>>
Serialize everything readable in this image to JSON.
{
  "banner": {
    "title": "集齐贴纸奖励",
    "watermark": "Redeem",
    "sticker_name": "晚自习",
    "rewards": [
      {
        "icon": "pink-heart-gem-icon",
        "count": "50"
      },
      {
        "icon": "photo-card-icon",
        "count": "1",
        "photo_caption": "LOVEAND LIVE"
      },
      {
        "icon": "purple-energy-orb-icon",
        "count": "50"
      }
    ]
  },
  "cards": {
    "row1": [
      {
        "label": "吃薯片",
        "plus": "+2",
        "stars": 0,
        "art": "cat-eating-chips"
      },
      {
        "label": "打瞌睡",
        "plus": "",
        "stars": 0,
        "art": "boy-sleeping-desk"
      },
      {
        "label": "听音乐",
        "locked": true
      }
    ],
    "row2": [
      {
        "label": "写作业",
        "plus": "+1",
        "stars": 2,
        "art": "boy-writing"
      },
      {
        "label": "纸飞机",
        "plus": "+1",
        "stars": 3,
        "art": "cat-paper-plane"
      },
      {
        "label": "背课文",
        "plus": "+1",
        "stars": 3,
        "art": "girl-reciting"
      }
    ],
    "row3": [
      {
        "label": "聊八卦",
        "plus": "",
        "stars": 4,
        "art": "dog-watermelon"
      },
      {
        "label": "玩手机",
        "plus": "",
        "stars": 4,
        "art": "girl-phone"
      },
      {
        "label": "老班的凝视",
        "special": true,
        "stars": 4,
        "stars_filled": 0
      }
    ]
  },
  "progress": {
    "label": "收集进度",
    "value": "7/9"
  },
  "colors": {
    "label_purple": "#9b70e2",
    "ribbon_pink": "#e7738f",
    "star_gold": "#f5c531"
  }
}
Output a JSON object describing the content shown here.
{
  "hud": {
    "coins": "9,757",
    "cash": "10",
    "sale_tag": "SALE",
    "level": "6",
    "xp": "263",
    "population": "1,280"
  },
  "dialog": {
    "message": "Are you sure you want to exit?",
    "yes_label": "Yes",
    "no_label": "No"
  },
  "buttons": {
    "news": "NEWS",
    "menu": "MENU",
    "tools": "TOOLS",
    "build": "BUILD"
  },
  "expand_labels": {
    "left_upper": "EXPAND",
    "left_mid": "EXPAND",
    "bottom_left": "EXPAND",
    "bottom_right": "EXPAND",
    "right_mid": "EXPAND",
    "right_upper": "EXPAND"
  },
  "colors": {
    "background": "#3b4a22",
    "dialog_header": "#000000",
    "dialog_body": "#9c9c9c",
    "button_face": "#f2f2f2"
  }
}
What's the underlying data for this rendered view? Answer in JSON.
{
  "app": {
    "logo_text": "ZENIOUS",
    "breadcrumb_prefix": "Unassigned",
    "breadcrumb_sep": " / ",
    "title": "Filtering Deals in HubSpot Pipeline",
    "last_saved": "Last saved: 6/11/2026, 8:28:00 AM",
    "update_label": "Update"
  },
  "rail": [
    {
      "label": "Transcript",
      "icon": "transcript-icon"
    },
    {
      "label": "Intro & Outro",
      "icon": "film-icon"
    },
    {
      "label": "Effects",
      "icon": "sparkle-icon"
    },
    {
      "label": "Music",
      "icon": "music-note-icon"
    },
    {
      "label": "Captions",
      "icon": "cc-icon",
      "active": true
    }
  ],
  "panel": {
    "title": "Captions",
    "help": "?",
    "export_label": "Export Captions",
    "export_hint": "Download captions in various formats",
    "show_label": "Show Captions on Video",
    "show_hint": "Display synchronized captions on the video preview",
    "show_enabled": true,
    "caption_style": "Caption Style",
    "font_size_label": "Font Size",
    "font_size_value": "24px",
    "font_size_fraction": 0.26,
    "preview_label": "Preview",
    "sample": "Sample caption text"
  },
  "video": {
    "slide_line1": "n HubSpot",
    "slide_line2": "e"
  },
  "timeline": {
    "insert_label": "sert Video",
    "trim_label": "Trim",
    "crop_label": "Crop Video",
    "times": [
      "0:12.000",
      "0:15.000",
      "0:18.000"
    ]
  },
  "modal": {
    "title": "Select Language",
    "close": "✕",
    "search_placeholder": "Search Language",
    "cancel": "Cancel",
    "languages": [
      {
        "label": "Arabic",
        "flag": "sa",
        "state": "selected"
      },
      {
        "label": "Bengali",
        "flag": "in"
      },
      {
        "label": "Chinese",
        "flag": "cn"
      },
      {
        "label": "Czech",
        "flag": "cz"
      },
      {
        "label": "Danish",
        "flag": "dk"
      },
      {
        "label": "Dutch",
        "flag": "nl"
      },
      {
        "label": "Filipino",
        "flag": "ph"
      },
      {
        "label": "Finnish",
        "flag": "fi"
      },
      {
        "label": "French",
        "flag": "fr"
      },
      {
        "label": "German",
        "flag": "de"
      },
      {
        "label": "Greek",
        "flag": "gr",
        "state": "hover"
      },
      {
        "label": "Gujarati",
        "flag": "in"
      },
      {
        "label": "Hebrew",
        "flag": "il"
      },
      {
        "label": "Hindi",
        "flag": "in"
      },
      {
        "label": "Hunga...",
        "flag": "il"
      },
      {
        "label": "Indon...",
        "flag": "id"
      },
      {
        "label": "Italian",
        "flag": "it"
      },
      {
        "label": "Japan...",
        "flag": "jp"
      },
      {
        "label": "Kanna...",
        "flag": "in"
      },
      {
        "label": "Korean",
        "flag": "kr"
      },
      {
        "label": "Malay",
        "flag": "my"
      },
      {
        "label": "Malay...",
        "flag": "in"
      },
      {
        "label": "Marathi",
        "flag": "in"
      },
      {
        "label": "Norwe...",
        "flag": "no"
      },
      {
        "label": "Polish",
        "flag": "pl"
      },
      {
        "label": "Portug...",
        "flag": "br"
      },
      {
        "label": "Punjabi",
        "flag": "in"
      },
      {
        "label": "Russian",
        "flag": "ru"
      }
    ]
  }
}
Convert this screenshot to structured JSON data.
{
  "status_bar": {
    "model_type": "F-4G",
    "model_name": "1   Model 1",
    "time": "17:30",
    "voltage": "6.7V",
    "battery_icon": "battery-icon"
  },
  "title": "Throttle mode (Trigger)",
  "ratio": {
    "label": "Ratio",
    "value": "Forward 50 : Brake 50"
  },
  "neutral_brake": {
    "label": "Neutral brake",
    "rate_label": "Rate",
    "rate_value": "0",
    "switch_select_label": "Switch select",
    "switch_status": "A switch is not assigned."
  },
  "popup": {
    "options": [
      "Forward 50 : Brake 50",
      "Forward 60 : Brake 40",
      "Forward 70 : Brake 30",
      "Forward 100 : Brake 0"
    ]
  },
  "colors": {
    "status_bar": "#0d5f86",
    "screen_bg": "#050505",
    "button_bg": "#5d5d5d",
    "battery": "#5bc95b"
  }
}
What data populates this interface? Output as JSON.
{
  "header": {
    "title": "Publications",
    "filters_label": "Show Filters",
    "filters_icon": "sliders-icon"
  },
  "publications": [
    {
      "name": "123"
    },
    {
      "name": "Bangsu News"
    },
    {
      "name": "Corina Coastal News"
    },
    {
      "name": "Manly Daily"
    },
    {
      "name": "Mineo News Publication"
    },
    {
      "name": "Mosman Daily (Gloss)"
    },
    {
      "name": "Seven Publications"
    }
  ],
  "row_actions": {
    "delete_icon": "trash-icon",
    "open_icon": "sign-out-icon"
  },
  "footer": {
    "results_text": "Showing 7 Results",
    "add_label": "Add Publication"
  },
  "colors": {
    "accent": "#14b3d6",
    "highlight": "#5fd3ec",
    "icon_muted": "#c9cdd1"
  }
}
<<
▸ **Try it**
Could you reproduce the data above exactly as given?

▸ **Answer section**
Serialize everything readable in this image to JSON.
{
  "banner": {
    "title": "集齐贴纸奖励",
    "watermark": "Redeem",
    "sticker_name": "晚自习",
    "rewards": [
      {
        "icon": "pink-heart-gem-icon",
        "count": "50"
      },
      {
        "icon": "photo-card-icon",
        "count": "1",
        "photo_caption": "LOVEAND LIVE"
      },
      {
        "icon": "purple-energy-orb-icon",
        "count": "50"
      }
    ]
  },
  "cards": {
    "row1": [
      {
        "label": "吃薯片",
        "plus": "+2",
        "stars": 0,
        "art": "cat-eating-chips"
      },
      {
        "label": "打瞌睡",
        "plus": "",
        "stars": 0,
        "art": "boy-sleeping-desk"
      },
      {
        "label": "听音乐",
        "locked": true
      }
    ],
    "row2": [
      {
        "label": "写作业",
        "plus": "+1",
        "stars": 2,
        "art": "boy-writing"
      },
      {
        "label": "纸飞机",
        "plus": "+1",
        "stars": 3,
        "art": "cat-paper-plane"
      },
      {
        "label": "背课文",
        "plus": "+1",
        "stars": 3,
        "art": "girl-reciting"
      }
    ],
    "row3": [
      {
        "label": "聊八卦",
        "plus": "",
        "stars": 4,
        "art": "dog-watermelon"
      },
      {
        "label": "玩手机",
        "plus": "",
        "stars": 4,
        "art": "girl-phone"
      },
      {
        "label": "老班的凝视",
        "special": true,
        "stars": 4,
        "stars_filled": 0
      }
    ]
  },
  "progress": {
    "label": "收集进度",
    "value": "7/9"
  },
  "colors": {
    "label_purple": "#9b70e2",
    "ribbon_pink": "#e7738f",
    "star_gold": "#f5c531"
  }
}
Output a JSON object describing the content shown here.
{
  "hud": {
    "coins": "9,757",
    "cash": "10",
    "sale_tag": "SALE",
    "level": "6",
    "xp": "263",
    "population": "1,280"
  },
  "dialog": {
    "message": "Are you sure you want to exit?",
    "yes_label": "Yes",
    "no_label": "No"
  },
  "buttons": {
    "news": "NEWS",
    "menu": "MENU",
    "tools": "TOOLS",
    "build": "BUILD"
  },
  "expand_labels": {
    "left_upper": "EXPAND",
    "left_mid": "EXPAND",
    "bottom_left": "EXPAND",
    "bottom_right": "EXPAND",
    "right_mid": "EXPAND",
    "right_upper": "EXPAND"
  },
  "colors": {
    "background": "#3b4a22",
    "dialog_header": "#000000",
    "dialog_body": "#9c9c9c",
    "button_face": "#f2f2f2"
  }
}
What's the underlying data for this rendered view? Answer in JSON.
{
  "app": {
    "logo_text": "ZENIOUS",
    "breadcrumb_prefix": "Unassigned",
    "breadcrumb_sep": " / ",
    "title": "Filtering Deals in HubSpot Pipeline",
    "last_saved": "Last saved: 6/11/2026, 8:28:00 AM",
    "update_label": "Update"
  },
  "rail": [
    {
      "label": "Transcript",
      "icon": "transcript-icon"
    },
    {
      "label": "Intro & Outro",
      "icon": "film-icon"
    },
    {
      "label": "Effects",
      "icon": "sparkle-icon"
    },
    {
      "label": "Music",
      "icon": "music-note-icon"
    },
    {
      "label": "Captions",
      "icon": "cc-icon",
      "active": true
    }
  ],
  "panel": {
    "title": "Captions",
    "help": "?",
    "export_label": "Export Captions",
    "export_hint": "Download captions in various formats",
    "show_label": "Show Captions on Video",
    "show_hint": "Display synchronized captions on the video preview",
    "show_enabled": true,
    "caption_style": "Caption Style",
    "font_size_label": "Font Size",
    "font_size_value": "24px",
    "font_size_fraction": 0.26,
    "preview_label": "Preview",
    "sample": "Sample caption text"
  },
  "video": {
    "slide_line1": "n HubSpot",
    "slide_line2": "e"
  },
  "timeline": {
    "insert_label": "sert Video",
    "trim_label": "Trim",
    "crop_label": "Crop Video",
    "times": [
      "0:12.000",
      "0:15.000",
      "0:18.000"
    ]
  },
  "modal": {
    "title": "Select Language",
    "close": "✕",
    "search_placeholder": "Search Language",
    "cancel": "Cancel",
    "languages": [
      {
        "label": "Arabic",
        "flag": "sa",
        "state": "selected"
      },
      {
        "label": "Bengali",
        "flag": "in"
      },
      {
        "label": "Chinese",
        "flag": "cn"
      },
      {
        "label": "Czech",
        "flag": "cz"
      },
      {
        "label": "Danish",
        "flag": "dk"
      },
      {
        "label": "Dutch",
        "flag": "nl"
      },
      {
        "label": "Filipino",
        "flag": "ph"
      },
      {
        "label": "Finnish",
        "flag": "fi"
      },
      {
        "label": "French",
        "flag": "fr"
      },
      {
        "label": "German",
        "flag": "de"
      },
      {
        "label": "Greek",
        "flag": "gr",
        "state": "hover"
      },
      {
        "label": "Gujarati",
        "flag": "in"
      },
      {
        "label": "Hebrew",
        "flag": "il"
      },
      {
        "label": "Hindi",
        "flag": "in"
      },
      {
        "label": "Hunga...",
        "flag": "il"
      },
      {
        "label": "Indon...",
        "flag": "id"
      },
      {
        "label": "Italian",
        "flag": "it"
      },
      {
        "label": "Japan...",
        "flag": "jp"
      },
      {
        "label": "Kanna...",
        "flag": "in"
      },
      {
        "label": "Korean",
        "flag": "kr"
      },
      {
        "label": "Malay",
        "flag": "my"
      },
      {
        "label": "Malay...",
        "flag": "in"
      },
      {
        "label": "Marathi",
        "flag": "in"
      },
      {
        "label": "Norwe...",
        "flag": "no"
      },
      {
        "label": "Polish",
        "flag": "pl"
      },
      {
        "label": "Portug...",
        "flag": "br"
      },
      {
        "label": "Punjabi",
        "flag": "in"
      },
      {
        "label": "Russian",
        "flag": "ru"
      }
    ]
  }
}
Convert this screenshot to structured JSON data.
{
  "status_bar": {
    "model_type": "F-4G",
    "model_name": "1   Model 1",
    "time": "17:30",
    "voltage": "6.7V",
    "battery_icon": "battery-icon"
  },
  "title": "Throttle mode (Trigger)",
  "ratio": {
    "label": "Ratio",
    "value": "Forward 50 : Brake 50"
  },
  "neutral_brake": {
    "label": "Neutral brake",
    "rate_label": "Rate",
    "rate_value": "0",
    "switch_select_label": "Switch select",
    "switch_status": "A switch is not assigned."
  },
  "popup": {
    "options": [
      "Forward 50 : Brake 50",
      "Forward 60 : Brake 40",
      "Forward 70 : Brake 30",
      "Forward 100 : Brake 0"
    ]
  },
  "colors": {
    "status_bar": "#0d5f86",
    "screen_bg": "#050505",
    "button_bg": "#5d5d5d",
    "battery": "#5bc95b"
  }
}
What data populates this interface? Output as JSON.
{
  "header": {
    "title": "Publications",
    "filters_label": "Show Filters",
    "filters_icon": "sliders-icon"
  },
  "publications": [
    {
      "name": "123"
    },
    {
      "name": "Bangsu News"
    },
    {
      "name": "Corina Coastal News"
    },
    {
      "name": "Manly Daily"
    },
    {
      "name": "Mineo News Publication"
    },
    {
      "name": "Mosman Daily (Gloss)"
    },
    {
      "name": "Seven Publications"
    }
  ],
  "row_actions": {
    "delete_icon": "trash-icon",
    "open_icon": "sign-out-icon"
  },
  "footer": {
    "results_text": "Showing 7 Results",
    "add_label": "Add Publication"
  },
  "colors": {
    "accent": "#14b3d6",
    "highlight": "#5fd3ec",
    "icon_muted": "#c9cdd1"
  }
}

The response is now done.